--- START ---

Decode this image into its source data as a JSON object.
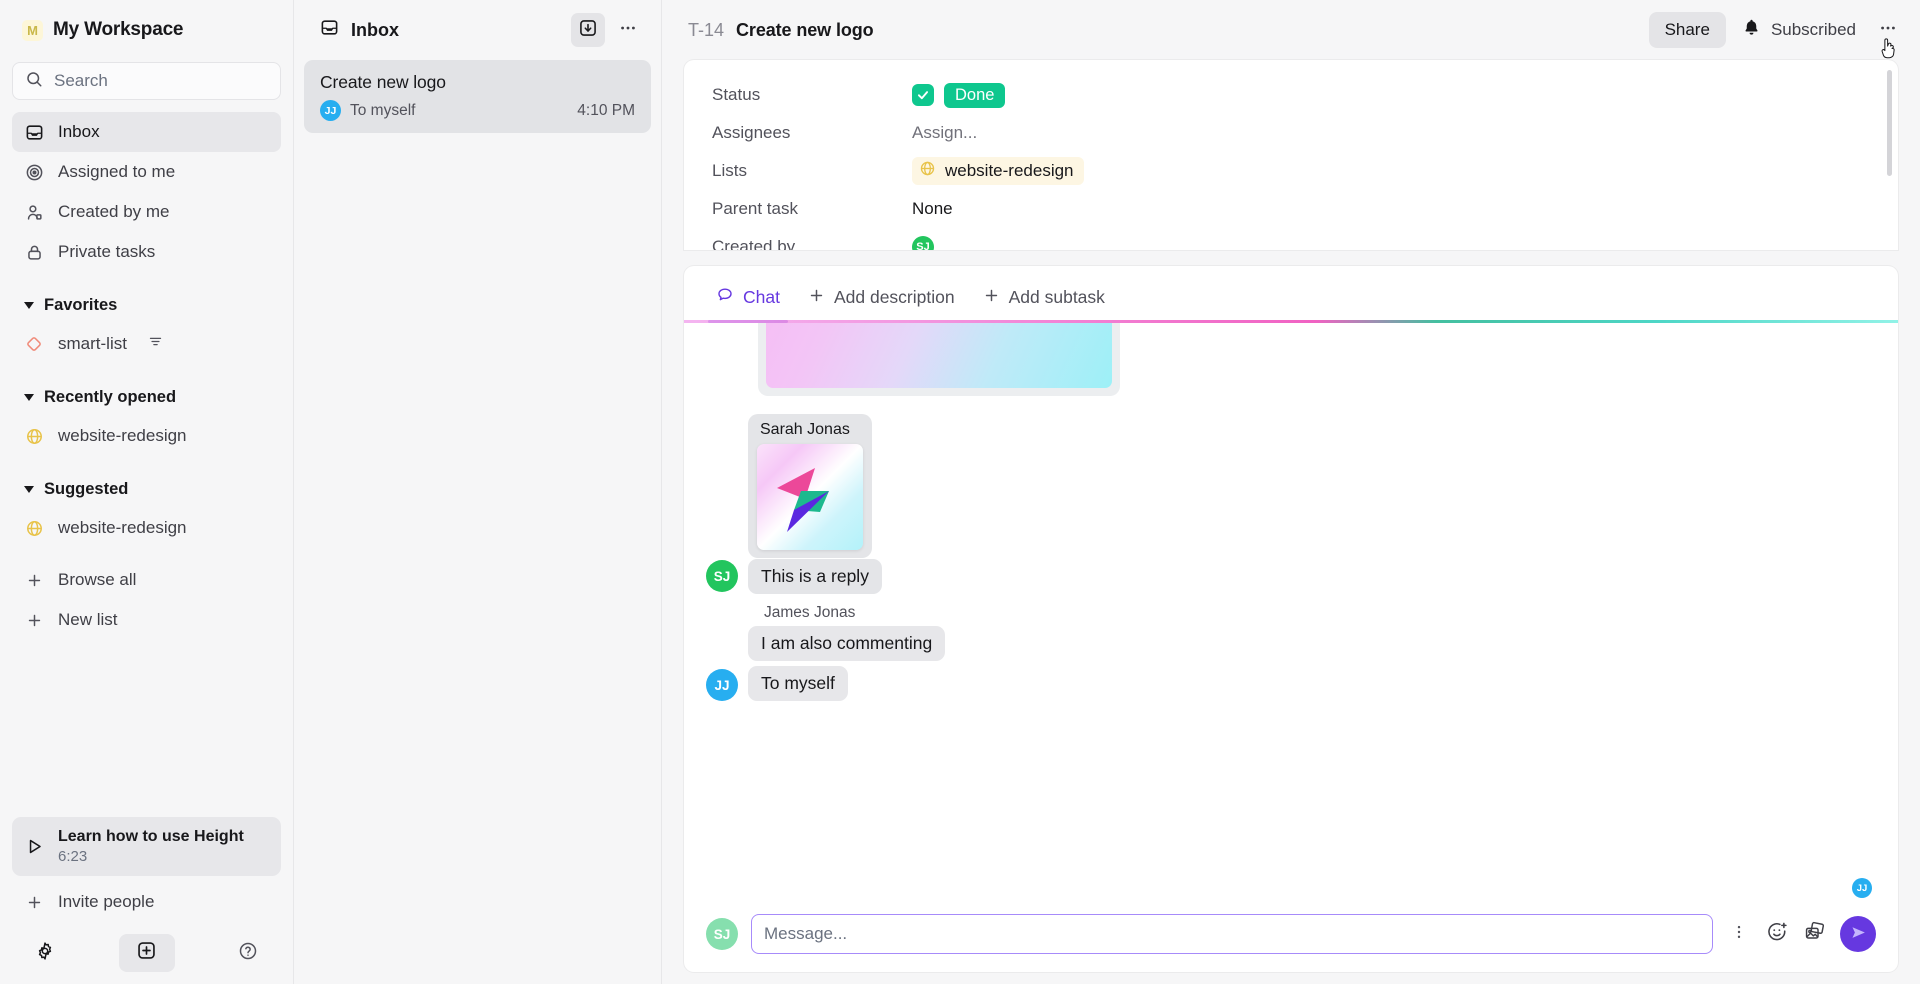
{
  "sidebar": {
    "workspace": {
      "initial": "M",
      "name": "My Workspace"
    },
    "search": {
      "placeholder": "Search",
      "icon": "search-icon"
    },
    "nav": [
      {
        "label": "Inbox",
        "icon": "inbox-icon",
        "active": true
      },
      {
        "label": "Assigned to me",
        "icon": "target-icon",
        "active": false
      },
      {
        "label": "Created by me",
        "icon": "user-icon",
        "active": false
      },
      {
        "label": "Private tasks",
        "icon": "lock-icon",
        "active": false
      }
    ],
    "sections": [
      {
        "title": "Favorites",
        "items": [
          {
            "label": "smart-list",
            "icon": "diamond-icon",
            "suffix_icon": "filter-icon"
          }
        ]
      },
      {
        "title": "Recently opened",
        "items": [
          {
            "label": "website-redesign",
            "icon": "globe-icon",
            "suffix_icon": ""
          }
        ]
      },
      {
        "title": "Suggested",
        "items": [
          {
            "label": "website-redesign",
            "icon": "globe-icon",
            "suffix_icon": ""
          }
        ]
      }
    ],
    "actions": [
      {
        "label": "Browse all",
        "icon": "plus-icon"
      },
      {
        "label": "New list",
        "icon": "plus-icon"
      }
    ],
    "learn_card": {
      "title": "Learn how to use Height",
      "duration": "6:23",
      "icon": "play-icon"
    },
    "invite": {
      "label": "Invite people",
      "icon": "plus-icon"
    },
    "footer": [
      {
        "name": "settings-button",
        "icon": "gear-icon"
      },
      {
        "name": "new-item-button",
        "icon": "plus-box-icon"
      },
      {
        "name": "help-button",
        "icon": "question-icon"
      }
    ]
  },
  "list_pane": {
    "title": "Inbox",
    "title_icon": "inbox-icon",
    "actions": [
      {
        "name": "archive-button",
        "icon": "archive-down-icon"
      },
      {
        "name": "more-options-button",
        "icon": "more-horizontal-icon"
      }
    ],
    "tasks": [
      {
        "title": "Create new logo",
        "avatar_initials": "JJ",
        "avatar_color": "#27aef0",
        "subtitle": "To myself",
        "time": "4:10 PM"
      }
    ]
  },
  "detail": {
    "task_key": "T-14",
    "task_title": "Create new logo",
    "share_label": "Share",
    "subscribed_label": "Subscribed",
    "bell_icon": "bell-icon",
    "more_icon": "more-horizontal-icon",
    "properties": [
      {
        "label": "Status",
        "value": "Done",
        "type": "status"
      },
      {
        "label": "Assignees",
        "value": "Assign...",
        "type": "placeholder"
      },
      {
        "label": "Lists",
        "value": "website-redesign",
        "type": "list-chip",
        "icon": "globe-icon"
      },
      {
        "label": "Parent task",
        "value": "None",
        "type": "text"
      },
      {
        "label": "Created by",
        "value": "",
        "type": "avatar",
        "avatar_initials": "SJ",
        "avatar_color": "#22c55e"
      }
    ],
    "status_color": "#0ec78e",
    "accent_color": "#6638e0",
    "tabs": [
      {
        "label": "Chat",
        "icon": "chat-icon",
        "active": true
      },
      {
        "label": "Add description",
        "icon": "plus-icon",
        "active": false
      },
      {
        "label": "Add subtask",
        "icon": "plus-icon",
        "active": false
      }
    ],
    "messages": [
      {
        "kind": "image",
        "sender": "",
        "avatar_initials": "",
        "avatar_color": "",
        "text": ""
      },
      {
        "kind": "reply",
        "sender": "Sarah Jonas",
        "avatar_initials": "SJ",
        "avatar_color": "#22c55e",
        "text": "This is a reply"
      },
      {
        "kind": "text",
        "sender": "James Jonas",
        "avatar_initials": "JJ",
        "avatar_color": "#27aef0",
        "text": "I am also commenting"
      },
      {
        "kind": "text",
        "sender": "",
        "avatar_initials": "JJ",
        "avatar_color": "#27aef0",
        "text": "To myself"
      }
    ],
    "read_receipt": {
      "initials": "JJ",
      "color": "#27aef0"
    },
    "composer": {
      "avatar_initials": "SJ",
      "avatar_color": "#86dfae",
      "placeholder": "Message...",
      "icons": [
        {
          "name": "more-vertical-button",
          "icon": "more-vertical-icon"
        },
        {
          "name": "emoji-button",
          "icon": "emoji-plus-icon"
        },
        {
          "name": "gif-button",
          "icon": "images-icon"
        }
      ],
      "send_icon": "send-icon"
    }
  }
}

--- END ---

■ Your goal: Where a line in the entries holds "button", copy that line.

■ Your response:
        "name": "settings-button",
        "name": "new-item-button",
        "name": "help-button",
        "name": "archive-button",
        "name": "more-options-button",
          "name": "more-vertical-button",
          "name": "emoji-button",
          "name": "gif-button",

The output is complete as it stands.